## Task goal
Omit the images, then print each record below exactly as it reads.

## Task input
-------------------------
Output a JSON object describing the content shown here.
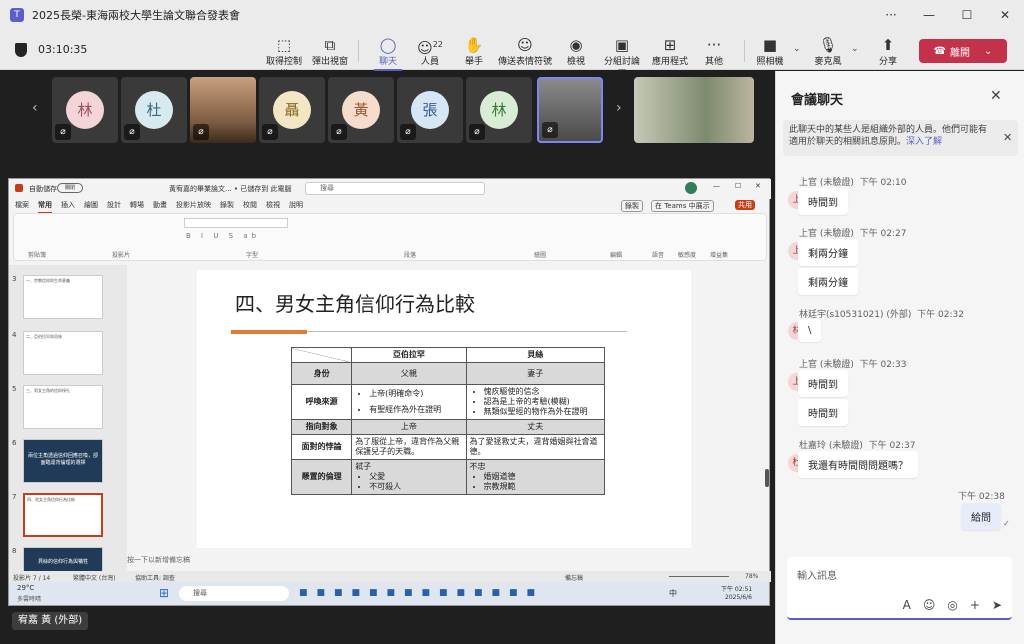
{
  "window": {
    "title": "2025長榮-東海兩校大學生論文聯合發表會"
  },
  "meeting": {
    "timer": "03:10:35",
    "toolbar": [
      {
        "label": "取得控制權",
        "icon": "take-control-icon"
      },
      {
        "label": "彈出視窗",
        "icon": "pop-out-icon"
      },
      {
        "label": "聊天",
        "icon": "chat-icon"
      },
      {
        "label": "人員",
        "icon": "people-icon",
        "badge": "22"
      },
      {
        "label": "舉手",
        "icon": "raise-hand-icon"
      },
      {
        "label": "傳送表情符號",
        "icon": "emoji-icon"
      },
      {
        "label": "檢視",
        "icon": "view-icon"
      },
      {
        "label": "分組討論區",
        "icon": "breakout-icon"
      },
      {
        "label": "應用程式",
        "icon": "apps-icon"
      },
      {
        "label": "其他",
        "icon": "more-icon"
      },
      {
        "label": "照相機",
        "icon": "camera-icon"
      },
      {
        "label": "麥克風",
        "icon": "mic-icon"
      },
      {
        "label": "分享",
        "icon": "share-icon"
      }
    ],
    "leave_label": "離開"
  },
  "participants": [
    {
      "initial": "林",
      "color": "#f2d4d9"
    },
    {
      "initial": "杜",
      "color": "#d6eaf0"
    },
    {
      "initial": "",
      "color": "#8b6a50",
      "video": true
    },
    {
      "initial": "聶",
      "color": "#f3e6c4"
    },
    {
      "initial": "黃",
      "color": "#f6dccc"
    },
    {
      "initial": "張",
      "color": "#d6e6f5"
    },
    {
      "initial": "林",
      "color": "#d8ecd6"
    },
    {
      "initial": "",
      "color": "#5a5a5a",
      "video": true
    },
    {
      "initial": "",
      "color": "#6a7a6a",
      "video": true
    }
  ],
  "ppt": {
    "autosave": "自動儲存",
    "autosave_state": "關閉",
    "filename": "黃宥嘉的畢業論文...  • 已儲存到 此電腦",
    "search_placeholder": "搜尋",
    "record": "錄製",
    "teams_present": "在 Teams 中展示",
    "share": "共用",
    "tabs": [
      "檔案",
      "常用",
      "插入",
      "繪圖",
      "設計",
      "轉場",
      "動畫",
      "投影片放映",
      "錄製",
      "校閱",
      "檢視",
      "說明"
    ],
    "ribbon_groups": [
      "剪貼簿",
      "投影片",
      "字型",
      "段落",
      "繪圖",
      "編輯",
      "語音",
      "敏感度",
      "增益集"
    ],
    "slide_numbers": [
      "3",
      "4",
      "5",
      "6",
      "7",
      "8"
    ],
    "thumb_texts": [
      "一、宗教信仰與生命意義",
      "二、亞伯拉罕與貝絲",
      "三、男女主角的信仰掙扎",
      "兩位主角透過信仰回應召喚，卻面臨違背倫理的選擇",
      "四、男女主角信仰行為比較",
      "貝絲的信仰行為與犧牲"
    ],
    "slide_title": "四、男女主角信仰行為比較",
    "table": {
      "col_headers": [
        "亞伯拉罕",
        "貝絲"
      ],
      "rows": [
        {
          "label": "身份",
          "a": "父親",
          "b": "妻子",
          "gray": true
        },
        {
          "label": "呼喚來源",
          "a_list": [
            "上帝(明確命令)",
            "有聖經作為外在證明"
          ],
          "b_list": [
            "愧疚驅使的信念",
            "認為是上帝的考驗(模糊)",
            "無類似聖經的物作為外在證明"
          ],
          "gray": false
        },
        {
          "label": "指向對象",
          "a": "上帝",
          "b": "丈夫",
          "gray": true
        },
        {
          "label": "面對的悖論",
          "a": "為了服從上帝，違背作為父親保護兒子的天職。",
          "b": "為了愛拯救丈夫，違背婚姻與社會道德。",
          "gray": false
        },
        {
          "label": "懸置的倫理",
          "a": "弒子",
          "a_list": [
            "父愛",
            "不可殺人"
          ],
          "b": "不忠",
          "b_list": [
            "婚姻道德",
            "宗教規範"
          ],
          "gray": true
        }
      ]
    },
    "notes_placeholder": "按一下以新增備忘稿",
    "status": {
      "slide_of": "投影片 7 / 14",
      "language": "繁體中文 (台灣)",
      "accessibility": "協助工具: 調查",
      "notes": "備忘稿",
      "zoom": "78%"
    }
  },
  "taskbar": {
    "weather_temp": "29°C",
    "weather_desc": "多雲時晴",
    "search": "搜尋",
    "ime": "中",
    "time": "下午 02:51",
    "date": "2025/6/6"
  },
  "presenter": {
    "name": "宥嘉 黃 (外部)"
  },
  "chat": {
    "title": "會議聊天",
    "banner": "此聊天中的某些人是組織外部的人員。他們可能有適用於聊天的相關訊息原則。",
    "banner_link": "深入了解",
    "messages": [
      {
        "sender": "上官 (未驗證)",
        "time": "下午 02:10",
        "initial": "上",
        "texts": [
          "時間到"
        ]
      },
      {
        "sender": "上官 (未驗證)",
        "time": "下午 02:27",
        "initial": "上",
        "texts": [
          "剩兩分鐘",
          "剩兩分鐘"
        ]
      },
      {
        "sender": "林廷宇(s10531021) (外部)",
        "time": "下午 02:32",
        "initial": "林",
        "texts": [
          "\\"
        ]
      },
      {
        "sender": "上官 (未驗證)",
        "time": "下午 02:33",
        "initial": "上",
        "texts": [
          "時間到",
          "時間到"
        ]
      },
      {
        "sender": "杜嘉玲 (未驗證)",
        "time": "下午 02:37",
        "initial": "杜",
        "texts": [
          "我還有時間問問題嗎？"
        ]
      }
    ],
    "my_message": {
      "time": "下午 02:38",
      "text": "給問"
    },
    "compose_placeholder": "輸入訊息"
  }
}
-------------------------
## Your response
Output a JSON object describing the content shown here.
{
  "window": {
    "title": "2025長榮-東海兩校大學生論文聯合發表會"
  },
  "meeting": {
    "timer": "03:10:35",
    "toolbar": [
      {
        "label": "取得控制權",
        "icon": "take-control-icon"
      },
      {
        "label": "彈出視窗",
        "icon": "pop-out-icon"
      },
      {
        "label": "聊天",
        "icon": "chat-icon"
      },
      {
        "label": "人員",
        "icon": "people-icon",
        "badge": "22"
      },
      {
        "label": "舉手",
        "icon": "raise-hand-icon"
      },
      {
        "label": "傳送表情符號",
        "icon": "emoji-icon"
      },
      {
        "label": "檢視",
        "icon": "view-icon"
      },
      {
        "label": "分組討論區",
        "icon": "breakout-icon"
      },
      {
        "label": "應用程式",
        "icon": "apps-icon"
      },
      {
        "label": "其他",
        "icon": "more-icon"
      },
      {
        "label": "照相機",
        "icon": "camera-icon"
      },
      {
        "label": "麥克風",
        "icon": "mic-icon"
      },
      {
        "label": "分享",
        "icon": "share-icon"
      }
    ],
    "leave_label": "離開"
  },
  "participants": [
    {
      "initial": "林",
      "color": "#f2d4d9"
    },
    {
      "initial": "杜",
      "color": "#d6eaf0"
    },
    {
      "initial": "",
      "color": "#8b6a50",
      "video": true
    },
    {
      "initial": "聶",
      "color": "#f3e6c4"
    },
    {
      "initial": "黃",
      "color": "#f6dccc"
    },
    {
      "initial": "張",
      "color": "#d6e6f5"
    },
    {
      "initial": "林",
      "color": "#d8ecd6"
    },
    {
      "initial": "",
      "color": "#5a5a5a",
      "video": true
    },
    {
      "initial": "",
      "color": "#6a7a6a",
      "video": true
    }
  ],
  "ppt": {
    "autosave": "自動儲存",
    "autosave_state": "關閉",
    "filename": "黃宥嘉的畢業論文...  • 已儲存到 此電腦",
    "search_placeholder": "搜尋",
    "record": "錄製",
    "teams_present": "在 Teams 中展示",
    "share": "共用",
    "tabs": [
      "檔案",
      "常用",
      "插入",
      "繪圖",
      "設計",
      "轉場",
      "動畫",
      "投影片放映",
      "錄製",
      "校閱",
      "檢視",
      "說明"
    ],
    "ribbon_groups": [
      "剪貼簿",
      "投影片",
      "字型",
      "段落",
      "繪圖",
      "編輯",
      "語音",
      "敏感度",
      "增益集"
    ],
    "slide_numbers": [
      "3",
      "4",
      "5",
      "6",
      "7",
      "8"
    ],
    "thumb_texts": [
      "一、宗教信仰與生命意義",
      "二、亞伯拉罕與貝絲",
      "三、男女主角的信仰掙扎",
      "兩位主角透過信仰回應召喚，卻面臨違背倫理的選擇",
      "四、男女主角信仰行為比較",
      "貝絲的信仰行為與犧牲"
    ],
    "slide_title": "四、男女主角信仰行為比較",
    "table": {
      "col_headers": [
        "亞伯拉罕",
        "貝絲"
      ],
      "rows": [
        {
          "label": "身份",
          "a": "父親",
          "b": "妻子",
          "gray": true
        },
        {
          "label": "呼喚來源",
          "a_list": [
            "上帝(明確命令)",
            "有聖經作為外在證明"
          ],
          "b_list": [
            "愧疚驅使的信念",
            "認為是上帝的考驗(模糊)",
            "無類似聖經的物作為外在證明"
          ],
          "gray": false
        },
        {
          "label": "指向對象",
          "a": "上帝",
          "b": "丈夫",
          "gray": true
        },
        {
          "label": "面對的悖論",
          "a": "為了服從上帝，違背作為父親保護兒子的天職。",
          "b": "為了愛拯救丈夫，違背婚姻與社會道德。",
          "gray": false
        },
        {
          "label": "懸置的倫理",
          "a": "弒子",
          "a_list": [
            "父愛",
            "不可殺人"
          ],
          "b": "不忠",
          "b_list": [
            "婚姻道德",
            "宗教規範"
          ],
          "gray": true
        }
      ]
    },
    "notes_placeholder": "按一下以新增備忘稿",
    "status": {
      "slide_of": "投影片 7 / 14",
      "language": "繁體中文 (台灣)",
      "accessibility": "協助工具: 調查",
      "notes": "備忘稿",
      "zoom": "78%"
    }
  },
  "taskbar": {
    "weather_temp": "29°C",
    "weather_desc": "多雲時晴",
    "search": "搜尋",
    "ime": "中",
    "time": "下午 02:51",
    "date": "2025/6/6"
  },
  "presenter": {
    "name": "宥嘉 黃 (外部)"
  },
  "chat": {
    "title": "會議聊天",
    "banner": "此聊天中的某些人是組織外部的人員。他們可能有適用於聊天的相關訊息原則。",
    "banner_link": "深入了解",
    "messages": [
      {
        "sender": "上官 (未驗證)",
        "time": "下午 02:10",
        "initial": "上",
        "texts": [
          "時間到"
        ]
      },
      {
        "sender": "上官 (未驗證)",
        "time": "下午 02:27",
        "initial": "上",
        "texts": [
          "剩兩分鐘",
          "剩兩分鐘"
        ]
      },
      {
        "sender": "林廷宇(s10531021) (外部)",
        "time": "下午 02:32",
        "initial": "林",
        "texts": [
          "\\"
        ]
      },
      {
        "sender": "上官 (未驗證)",
        "time": "下午 02:33",
        "initial": "上",
        "texts": [
          "時間到",
          "時間到"
        ]
      },
      {
        "sender": "杜嘉玲 (未驗證)",
        "time": "下午 02:37",
        "initial": "杜",
        "texts": [
          "我還有時間問問題嗎？"
        ]
      }
    ],
    "my_message": {
      "time": "下午 02:38",
      "text": "給問"
    },
    "compose_placeholder": "輸入訊息"
  }
}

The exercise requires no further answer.